If you are owed £100,000 by one company and that company went under – what would that mean for your business? And this is what it’s about in 2011.  Credit control and cashflow management.


The reason why a lot of small businesses suffer, is because they don’t have a bookkeeper / a credit controller who’ll ensure that things are chased or not ‘allowed’ to get out of hand. When a company is going down – there are signs. There might be a large order out of the blue, bounced cheques, or lies and deceit. They swear blind they’ve not received your invoice – or there was something wrong with the invoice. Get it sorted out.


If you’re busy running your business, and getting IN the business and delivering the business – we understand… but you could get in a Boogle (a bookkeeper), for just half a day e.g. £100 and collect in e.g. ’£50,000’ – a better use of your resources, then stressing yourself out to collect in a few quid from the hand which is still feeding you (supposedly). Trust me – you’ll feel better when you outsource this job because it’ll leave you free to focus on your business and fee-paying customers … which is always more fun and better for your mental health!


If you are closely tied up in your business, what you may find (annoyingly), is that when you go to speak to a client (which you don’t really want to speak to), they quickly change the subject and jump in about some other job they need you to do, or how some aspect of whatever isn’t quite right… and you’re left in a difficult situation – one being, you don’t really want to be having anything to do with them – until they’ve settled the bill.

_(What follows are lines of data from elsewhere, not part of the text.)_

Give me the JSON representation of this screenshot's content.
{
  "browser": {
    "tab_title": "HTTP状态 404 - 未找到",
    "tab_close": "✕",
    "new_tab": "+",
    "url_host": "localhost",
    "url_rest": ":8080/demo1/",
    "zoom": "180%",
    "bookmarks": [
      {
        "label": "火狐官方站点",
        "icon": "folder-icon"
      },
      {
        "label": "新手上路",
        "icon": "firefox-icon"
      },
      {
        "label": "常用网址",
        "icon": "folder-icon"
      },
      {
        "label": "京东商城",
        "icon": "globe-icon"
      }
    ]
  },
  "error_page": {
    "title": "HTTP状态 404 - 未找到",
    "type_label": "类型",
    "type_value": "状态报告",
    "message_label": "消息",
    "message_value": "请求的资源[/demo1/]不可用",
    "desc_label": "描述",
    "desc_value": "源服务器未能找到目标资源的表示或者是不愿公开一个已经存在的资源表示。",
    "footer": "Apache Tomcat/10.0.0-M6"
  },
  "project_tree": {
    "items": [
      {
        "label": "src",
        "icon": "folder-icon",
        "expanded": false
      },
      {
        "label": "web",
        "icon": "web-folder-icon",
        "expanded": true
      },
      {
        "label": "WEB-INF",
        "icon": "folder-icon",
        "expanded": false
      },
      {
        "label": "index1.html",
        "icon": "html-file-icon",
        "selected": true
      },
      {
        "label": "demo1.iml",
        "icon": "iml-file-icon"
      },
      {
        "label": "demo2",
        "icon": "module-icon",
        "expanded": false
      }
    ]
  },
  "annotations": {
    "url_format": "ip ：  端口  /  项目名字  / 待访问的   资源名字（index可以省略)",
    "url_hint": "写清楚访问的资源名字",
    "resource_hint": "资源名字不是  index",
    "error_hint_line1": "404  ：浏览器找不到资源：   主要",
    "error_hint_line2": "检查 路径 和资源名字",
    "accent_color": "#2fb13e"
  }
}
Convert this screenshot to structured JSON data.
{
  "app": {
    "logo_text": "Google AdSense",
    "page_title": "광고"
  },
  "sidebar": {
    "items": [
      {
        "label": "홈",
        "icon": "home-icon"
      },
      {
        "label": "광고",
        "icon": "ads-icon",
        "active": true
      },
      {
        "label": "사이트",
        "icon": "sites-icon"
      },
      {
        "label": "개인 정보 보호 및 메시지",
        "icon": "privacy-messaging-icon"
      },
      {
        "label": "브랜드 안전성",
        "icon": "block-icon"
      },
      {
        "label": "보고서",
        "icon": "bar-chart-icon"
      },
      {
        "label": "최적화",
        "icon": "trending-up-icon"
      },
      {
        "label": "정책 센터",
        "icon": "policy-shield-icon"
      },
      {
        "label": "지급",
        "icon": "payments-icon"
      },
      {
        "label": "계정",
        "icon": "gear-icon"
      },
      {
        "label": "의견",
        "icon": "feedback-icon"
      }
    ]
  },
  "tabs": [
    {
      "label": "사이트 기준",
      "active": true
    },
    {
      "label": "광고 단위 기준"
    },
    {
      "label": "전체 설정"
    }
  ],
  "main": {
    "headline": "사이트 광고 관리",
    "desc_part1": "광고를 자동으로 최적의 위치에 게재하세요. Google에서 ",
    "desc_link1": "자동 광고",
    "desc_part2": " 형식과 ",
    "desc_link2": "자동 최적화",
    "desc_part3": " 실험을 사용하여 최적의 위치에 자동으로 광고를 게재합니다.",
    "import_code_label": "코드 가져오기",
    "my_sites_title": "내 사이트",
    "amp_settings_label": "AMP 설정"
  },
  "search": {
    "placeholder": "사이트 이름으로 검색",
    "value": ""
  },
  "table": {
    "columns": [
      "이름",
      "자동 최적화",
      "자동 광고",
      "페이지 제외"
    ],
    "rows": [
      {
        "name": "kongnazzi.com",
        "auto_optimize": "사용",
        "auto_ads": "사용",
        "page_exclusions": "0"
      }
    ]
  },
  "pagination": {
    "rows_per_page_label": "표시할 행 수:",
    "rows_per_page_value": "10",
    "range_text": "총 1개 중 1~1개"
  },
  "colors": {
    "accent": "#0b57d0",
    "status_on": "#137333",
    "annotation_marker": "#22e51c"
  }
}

We know. We understand.



Disputes Over Money

Wednesday, April 14th, 2010

It’s disheartening, when you do a great job for someone, (and have been doing work for them for over a year), and then ‘all of a sudden’ you realise that they’re built up quite a big debt with you…. so then you politely ask them to make a payment, and suddenly they’re not quite as friendly anymore.

This is a situation facing a client we saw. The dispute is for about 25% of the entire debt. Thus, of the £12,000 balance, their client only wants to pay £9,000. But you see, the £3,000 could be where all the profit for that company is. What do you do?


1. Try and resolve it as quickly and as amicably as possible

2. Use a mediator if that helps, but don’t get emotional about it OR ignore it.

3. Invoice regularly, and (preferably) get paid for each part of the job.

If you are self-employed … it can be difficult to ask for your money… Especially if you work quite closely with your client, and you are doing the work (hands-on) yourself. If you are focused on your work and you’d like someone separately to be focused on your books, then it might be worth getting a part time bookkeeper to do the ‘dirty’ work for you…

Boogles… we love the job you hate ! 🙂